Art and politics

Not all art seeks to persuade. Some is simply itself and nothing else, providing a brief and salutary respite from a global capitalist order that seeks at every turn to sell, coerce, persuade, dominate, and sometimes even kill us. Autonomous art, however, is a poor tool in the fight against fascism – which artists in the 1930s and again today must confront. Lange and the rest of the RA/FSA photographers were among the best anti-fascist, artist-warriors of their time. Their photographs reached millions of people. John Steinbeck’s novel Grapes of Wrath (1939) and the film adaptation by John Ford a year later were both deeply influenced by these photographs and reached millions more in the U.S. and around the world.

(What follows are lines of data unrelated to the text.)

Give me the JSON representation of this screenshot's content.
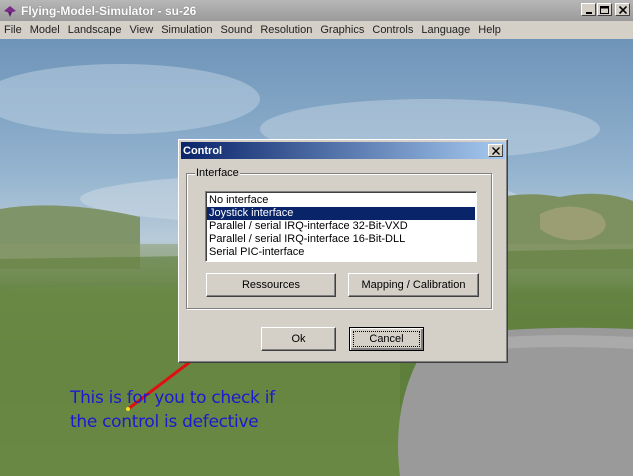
{
  "window": {
    "title": "Flying-Model-Simulator - su-26",
    "icons": [
      "app-icon",
      "minimize-icon",
      "maximize-icon",
      "close-icon"
    ]
  },
  "menu": {
    "items": [
      "File",
      "Model",
      "Landscape",
      "View",
      "Simulation",
      "Sound",
      "Resolution",
      "Graphics",
      "Controls",
      "Language",
      "Help"
    ]
  },
  "dialog": {
    "title": "Control",
    "group_label": "Interface",
    "list": {
      "items": [
        "No interface",
        "Joystick interface",
        "Parallel / serial IRQ-interface 32-Bit-VXD",
        "Parallel / serial IRQ-interface 16-Bit-DLL",
        "Serial PIC-interface"
      ],
      "selected_index": 1
    },
    "buttons": {
      "resources": "Ressources",
      "mapping": "Mapping / Calibration",
      "ok": "Ok",
      "cancel": "Cancel"
    }
  },
  "annotation": {
    "line1": "This is for you to check if",
    "line2": "the control is defective",
    "color": "#1a1ad0",
    "arrow_color": "#e01010"
  }
}
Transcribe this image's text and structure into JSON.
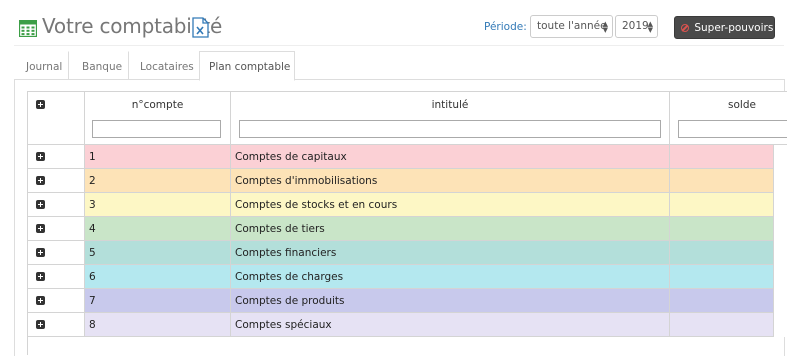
{
  "header": {
    "title": "Votre comptabilité",
    "icons": {
      "app": "calculator-icon",
      "export": "excel-file-icon"
    },
    "periode_label": "Période:",
    "periode_select": "toute l'année",
    "year_select": "2019",
    "super_button": "Super-pouvoirs"
  },
  "tabs": [
    {
      "label": "Journal",
      "active": false
    },
    {
      "label": "Banque",
      "active": false
    },
    {
      "label": "Locataires",
      "active": false
    },
    {
      "label": "Plan comptable",
      "active": true
    }
  ],
  "grid": {
    "columns": [
      {
        "key": "expand",
        "label": ""
      },
      {
        "key": "numero",
        "label": "n°compte"
      },
      {
        "key": "intitule",
        "label": "intitulé"
      },
      {
        "key": "solde",
        "label": "solde"
      }
    ],
    "filters": {
      "numero": "",
      "intitule": "",
      "solde": ""
    },
    "rows": [
      {
        "numero": "1",
        "intitule": "Comptes de capitaux",
        "solde": "",
        "color": "#fbd0d5"
      },
      {
        "numero": "2",
        "intitule": "Comptes d'immobilisations",
        "solde": "",
        "color": "#fde3b7"
      },
      {
        "numero": "3",
        "intitule": "Comptes de stocks et en cours",
        "solde": "",
        "color": "#fdf7c5"
      },
      {
        "numero": "4",
        "intitule": "Comptes de tiers",
        "solde": "",
        "color": "#c9e5c8"
      },
      {
        "numero": "5",
        "intitule": "Comptes financiers",
        "solde": "",
        "color": "#b3dfda"
      },
      {
        "numero": "6",
        "intitule": "Comptes de charges",
        "solde": "",
        "color": "#b4e8ef"
      },
      {
        "numero": "7",
        "intitule": "Comptes de produits",
        "solde": "",
        "color": "#c8c9ec"
      },
      {
        "numero": "8",
        "intitule": "Comptes spéciaux",
        "solde": "",
        "color": "#e6e2f4"
      }
    ]
  },
  "colors": {
    "accent": "#337ab7",
    "title": "#777777",
    "icon_green": "#3c9e46",
    "super_bg": "#4a4a4a",
    "danger": "#d9534f"
  }
}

There is today no equivalent to the New Deal art programs that functioned in the 1930s, which included the Public Works of Art Program (1933-34); the Treasury Section of Painting and Sculpture (1934-43); the Federal Art Project of the Works Progress Administration; and the Resettlement Administration and Farm Security Administration. The failure of the current administration to recognize and respond to the depth and breadth of the crises we face – political, environmental, economic, military – was once again apparent when I saw President Biden in the White House two weeks ago and heard his anodyne remarks. My concern was reinforced when I saw the exhibition of photographs by Lange – engaged, informed, challenging, and ambitious – the following day. The work of the new year must be to keep the orange fascist out of the White House. (Under conditions of fascism, no progress of any kind is possible – there is only regression and death.) But there must a concomitant effort – including by artists — to inform, organize and persuade political leaders and the masses to address the national and planetary crisis.

 

Stephen F. Eisenman is Professor Emeritus of Art History at Northwestern University and the author of Gauguin’s Skirt (Thames and Hudson, 1997), The Abu Ghraib Effect (Reaktion, 2007), The Cry of Nature: Art and the Making of Animal Rights (Reaktion, 2015) and other books. He is also co-founder of the environmental justice non-profit,  Anthropocene Alliance. He and the artist Sue Coe have just published American Fascism, Still for Rotland Press. His next book with the artist Sue Coe The Young Person’s Illustrated Guide to American Fascism‘will be published late this summer by OR Books. He can be reached at: s-eisenman@northwestern.edu